[Activity]
In how many lines of the records does the word "Allen" appear? Reply with the number and nothing else.

[Record extracts]
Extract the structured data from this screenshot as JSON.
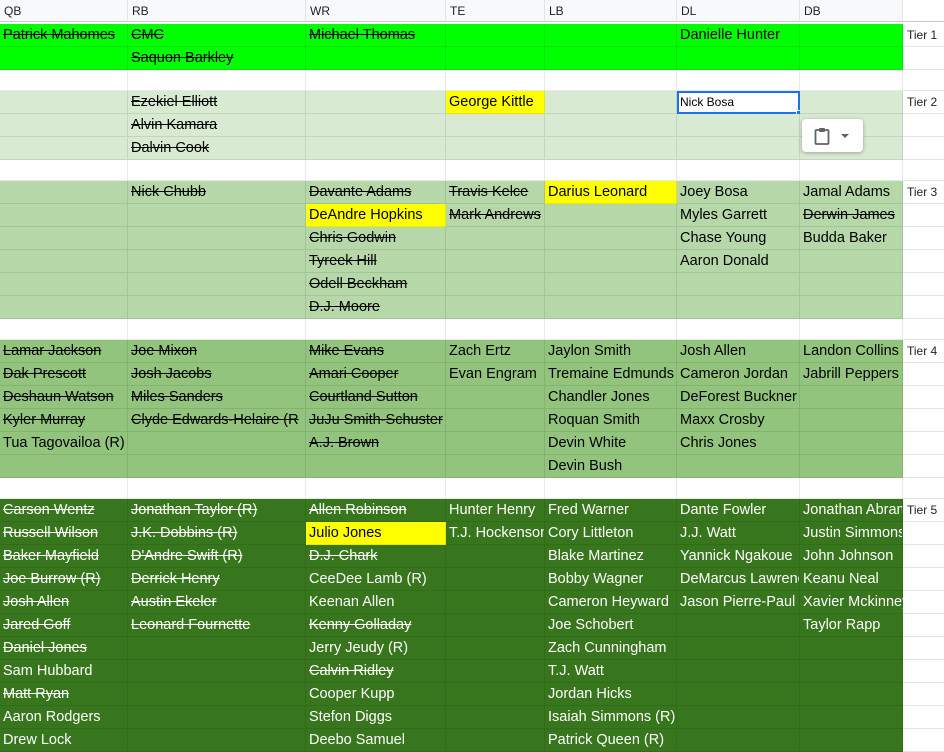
{
  "columns": [
    "QB",
    "RB",
    "WR",
    "TE",
    "LB",
    "DL",
    "DB"
  ],
  "colors": {
    "tier1": "#00ff00",
    "tier2": "#d9ead3",
    "tier3": "#b6d7a8",
    "tier4": "#93c47d",
    "tier5": "#38761d",
    "highlight": "#ffff00",
    "selection": "#1a73e8"
  },
  "rows": [
    {
      "bg": "tier1",
      "tier": "Tier 1",
      "cells": [
        {
          "t": "Patrick Mahomes",
          "s": true
        },
        {
          "t": "CMC",
          "s": true
        },
        {
          "t": "Michael Thomas",
          "s": true
        },
        {
          "t": ""
        },
        {
          "t": ""
        },
        {
          "t": "Danielle Hunter"
        },
        {
          "t": ""
        }
      ]
    },
    {
      "bg": "tier1",
      "cells": [
        {
          "t": ""
        },
        {
          "t": "Saquon Barkley",
          "s": true
        },
        {
          "t": ""
        },
        {
          "t": ""
        },
        {
          "t": ""
        },
        {
          "t": ""
        },
        {
          "t": ""
        }
      ]
    },
    {
      "bg": "white",
      "cells": [
        {
          "t": ""
        },
        {
          "t": ""
        },
        {
          "t": ""
        },
        {
          "t": ""
        },
        {
          "t": ""
        },
        {
          "t": ""
        },
        {
          "t": ""
        }
      ]
    },
    {
      "bg": "tier2",
      "tier": "Tier 2",
      "cells": [
        {
          "t": ""
        },
        {
          "t": "Ezekiel Elliott",
          "s": true
        },
        {
          "t": ""
        },
        {
          "t": "George Kittle",
          "h": true
        },
        {
          "t": ""
        },
        {
          "t": "Nick Bosa",
          "sel": true
        },
        {
          "t": ""
        }
      ]
    },
    {
      "bg": "tier2",
      "cells": [
        {
          "t": ""
        },
        {
          "t": "Alvin Kamara",
          "s": true
        },
        {
          "t": ""
        },
        {
          "t": ""
        },
        {
          "t": ""
        },
        {
          "t": ""
        },
        {
          "t": ""
        }
      ]
    },
    {
      "bg": "tier2",
      "cells": [
        {
          "t": ""
        },
        {
          "t": "Dalvin Cook",
          "s": true
        },
        {
          "t": ""
        },
        {
          "t": ""
        },
        {
          "t": ""
        },
        {
          "t": ""
        },
        {
          "t": ""
        }
      ]
    },
    {
      "bg": "white",
      "cells": [
        {
          "t": ""
        },
        {
          "t": ""
        },
        {
          "t": ""
        },
        {
          "t": ""
        },
        {
          "t": ""
        },
        {
          "t": ""
        },
        {
          "t": ""
        }
      ]
    },
    {
      "bg": "tier3",
      "tier": "Tier 3",
      "cells": [
        {
          "t": ""
        },
        {
          "t": "Nick Chubb",
          "s": true
        },
        {
          "t": "Davante Adams",
          "s": true
        },
        {
          "t": "Travis Kelce",
          "s": true
        },
        {
          "t": "Darius Leonard",
          "h": true
        },
        {
          "t": "Joey Bosa"
        },
        {
          "t": "Jamal Adams"
        }
      ]
    },
    {
      "bg": "tier3",
      "cells": [
        {
          "t": ""
        },
        {
          "t": ""
        },
        {
          "t": "DeAndre Hopkins",
          "h": true
        },
        {
          "t": "Mark Andrews",
          "s": true
        },
        {
          "t": ""
        },
        {
          "t": "Myles Garrett"
        },
        {
          "t": "Derwin James",
          "s": true
        }
      ]
    },
    {
      "bg": "tier3",
      "cells": [
        {
          "t": ""
        },
        {
          "t": ""
        },
        {
          "t": "Chris Godwin",
          "s": true
        },
        {
          "t": ""
        },
        {
          "t": ""
        },
        {
          "t": "Chase Young"
        },
        {
          "t": "Budda Baker"
        }
      ]
    },
    {
      "bg": "tier3",
      "cells": [
        {
          "t": ""
        },
        {
          "t": ""
        },
        {
          "t": "Tyreek Hill",
          "s": true
        },
        {
          "t": ""
        },
        {
          "t": ""
        },
        {
          "t": "Aaron Donald"
        },
        {
          "t": ""
        }
      ]
    },
    {
      "bg": "tier3",
      "cells": [
        {
          "t": ""
        },
        {
          "t": ""
        },
        {
          "t": "Odell Beckham",
          "s": true
        },
        {
          "t": ""
        },
        {
          "t": ""
        },
        {
          "t": ""
        },
        {
          "t": ""
        }
      ]
    },
    {
      "bg": "tier3",
      "cells": [
        {
          "t": ""
        },
        {
          "t": ""
        },
        {
          "t": "D.J. Moore",
          "s": true
        },
        {
          "t": ""
        },
        {
          "t": ""
        },
        {
          "t": ""
        },
        {
          "t": ""
        }
      ]
    },
    {
      "bg": "white",
      "cells": [
        {
          "t": ""
        },
        {
          "t": ""
        },
        {
          "t": ""
        },
        {
          "t": ""
        },
        {
          "t": ""
        },
        {
          "t": ""
        },
        {
          "t": ""
        }
      ]
    },
    {
      "bg": "tier4",
      "tier": "Tier 4",
      "cells": [
        {
          "t": "Lamar Jackson",
          "s": true
        },
        {
          "t": "Joe Mixon",
          "s": true
        },
        {
          "t": "Mike Evans",
          "s": true
        },
        {
          "t": "Zach Ertz"
        },
        {
          "t": "Jaylon Smith"
        },
        {
          "t": "Josh Allen"
        },
        {
          "t": "Landon Collins"
        }
      ]
    },
    {
      "bg": "tier4",
      "cells": [
        {
          "t": "Dak Prescott",
          "s": true
        },
        {
          "t": "Josh Jacobs",
          "s": true
        },
        {
          "t": "Amari Cooper",
          "s": true
        },
        {
          "t": "Evan Engram"
        },
        {
          "t": "Tremaine Edmunds"
        },
        {
          "t": "Cameron Jordan"
        },
        {
          "t": "Jabrill Peppers"
        }
      ]
    },
    {
      "bg": "tier4",
      "cells": [
        {
          "t": "Deshaun Watson",
          "s": true
        },
        {
          "t": "Miles Sanders",
          "s": true
        },
        {
          "t": "Courtland Sutton",
          "s": true
        },
        {
          "t": ""
        },
        {
          "t": "Chandler Jones"
        },
        {
          "t": "DeForest Buckner"
        },
        {
          "t": ""
        }
      ]
    },
    {
      "bg": "tier4",
      "cells": [
        {
          "t": "Kyler Murray",
          "s": true
        },
        {
          "t": "Clyde Edwards-Helaire (R",
          "s": true
        },
        {
          "t": "JuJu Smith-Schuster",
          "s": true
        },
        {
          "t": ""
        },
        {
          "t": "Roquan Smith"
        },
        {
          "t": "Maxx Crosby"
        },
        {
          "t": ""
        }
      ]
    },
    {
      "bg": "tier4",
      "cells": [
        {
          "t": "Tua Tagovailoa (R)"
        },
        {
          "t": ""
        },
        {
          "t": "A.J. Brown",
          "s": true
        },
        {
          "t": ""
        },
        {
          "t": "Devin White"
        },
        {
          "t": "Chris Jones"
        },
        {
          "t": ""
        }
      ]
    },
    {
      "bg": "tier4",
      "cells": [
        {
          "t": ""
        },
        {
          "t": ""
        },
        {
          "t": ""
        },
        {
          "t": ""
        },
        {
          "t": "Devin Bush"
        },
        {
          "t": ""
        },
        {
          "t": ""
        }
      ]
    },
    {
      "bg": "white",
      "cells": [
        {
          "t": ""
        },
        {
          "t": ""
        },
        {
          "t": ""
        },
        {
          "t": ""
        },
        {
          "t": ""
        },
        {
          "t": ""
        },
        {
          "t": ""
        }
      ]
    },
    {
      "bg": "tier5",
      "tier": "Tier 5",
      "cells": [
        {
          "t": "Carson Wentz",
          "s": true
        },
        {
          "t": "Jonathan Taylor (R)",
          "s": true
        },
        {
          "t": "Allen Robinson",
          "s": true
        },
        {
          "t": "Hunter Henry"
        },
        {
          "t": "Fred Warner"
        },
        {
          "t": "Dante Fowler"
        },
        {
          "t": "Jonathan Abram"
        }
      ]
    },
    {
      "bg": "tier5",
      "cells": [
        {
          "t": "Russell Wilson",
          "s": true
        },
        {
          "t": "J.K. Dobbins (R)",
          "s": true
        },
        {
          "t": "Julio Jones",
          "h": true
        },
        {
          "t": "T.J. Hockenson"
        },
        {
          "t": "Cory Littleton"
        },
        {
          "t": "J.J. Watt"
        },
        {
          "t": "Justin Simmons"
        }
      ]
    },
    {
      "bg": "tier5",
      "cells": [
        {
          "t": "Baker Mayfield",
          "s": true
        },
        {
          "t": "D'Andre Swift (R)",
          "s": true
        },
        {
          "t": "D.J. Chark",
          "s": true
        },
        {
          "t": ""
        },
        {
          "t": "Blake Martinez"
        },
        {
          "t": "Yannick Ngakoue"
        },
        {
          "t": "John Johnson"
        }
      ]
    },
    {
      "bg": "tier5",
      "cells": [
        {
          "t": "Joe Burrow (R)",
          "s": true
        },
        {
          "t": "Derrick Henry",
          "s": true
        },
        {
          "t": "CeeDee Lamb (R)"
        },
        {
          "t": ""
        },
        {
          "t": "Bobby Wagner"
        },
        {
          "t": "DeMarcus Lawrence"
        },
        {
          "t": "Keanu Neal"
        }
      ]
    },
    {
      "bg": "tier5",
      "cells": [
        {
          "t": "Josh Allen",
          "s": true
        },
        {
          "t": "Austin Ekeler",
          "s": true
        },
        {
          "t": "Keenan Allen"
        },
        {
          "t": ""
        },
        {
          "t": "Cameron Heyward"
        },
        {
          "t": "Jason Pierre-Paul"
        },
        {
          "t": "Xavier Mckinney (R)",
          "o": true
        }
      ]
    },
    {
      "bg": "tier5",
      "cells": [
        {
          "t": "Jared Goff",
          "s": true
        },
        {
          "t": "Leonard Fournette",
          "s": true
        },
        {
          "t": "Kenny Golladay",
          "s": true
        },
        {
          "t": ""
        },
        {
          "t": "Joe Schobert"
        },
        {
          "t": ""
        },
        {
          "t": "Taylor Rapp"
        }
      ]
    },
    {
      "bg": "tier5",
      "cells": [
        {
          "t": "Daniel Jones",
          "s": true
        },
        {
          "t": ""
        },
        {
          "t": "Jerry Jeudy (R)"
        },
        {
          "t": ""
        },
        {
          "t": "Zach Cunningham"
        },
        {
          "t": ""
        },
        {
          "t": ""
        }
      ]
    },
    {
      "bg": "tier5",
      "cells": [
        {
          "t": "Sam Hubbard"
        },
        {
          "t": ""
        },
        {
          "t": "Calvin Ridley",
          "s": true
        },
        {
          "t": ""
        },
        {
          "t": "T.J. Watt"
        },
        {
          "t": ""
        },
        {
          "t": ""
        }
      ]
    },
    {
      "bg": "tier5",
      "cells": [
        {
          "t": "Matt Ryan",
          "s": true
        },
        {
          "t": ""
        },
        {
          "t": "Cooper Kupp"
        },
        {
          "t": ""
        },
        {
          "t": "Jordan Hicks"
        },
        {
          "t": ""
        },
        {
          "t": ""
        }
      ]
    },
    {
      "bg": "tier5",
      "cells": [
        {
          "t": "Aaron Rodgers"
        },
        {
          "t": ""
        },
        {
          "t": "Stefon Diggs"
        },
        {
          "t": ""
        },
        {
          "t": "Isaiah Simmons (R)"
        },
        {
          "t": ""
        },
        {
          "t": ""
        }
      ]
    },
    {
      "bg": "tier5",
      "cells": [
        {
          "t": "Drew Lock"
        },
        {
          "t": ""
        },
        {
          "t": "Deebo Samuel"
        },
        {
          "t": ""
        },
        {
          "t": "Patrick Queen (R)"
        },
        {
          "t": ""
        },
        {
          "t": ""
        }
      ]
    }
  ],
  "paste_menu": {
    "icon": "clipboard-icon",
    "dropdown_icon": "caret-down-icon"
  }
}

[Solution to this exercise]
4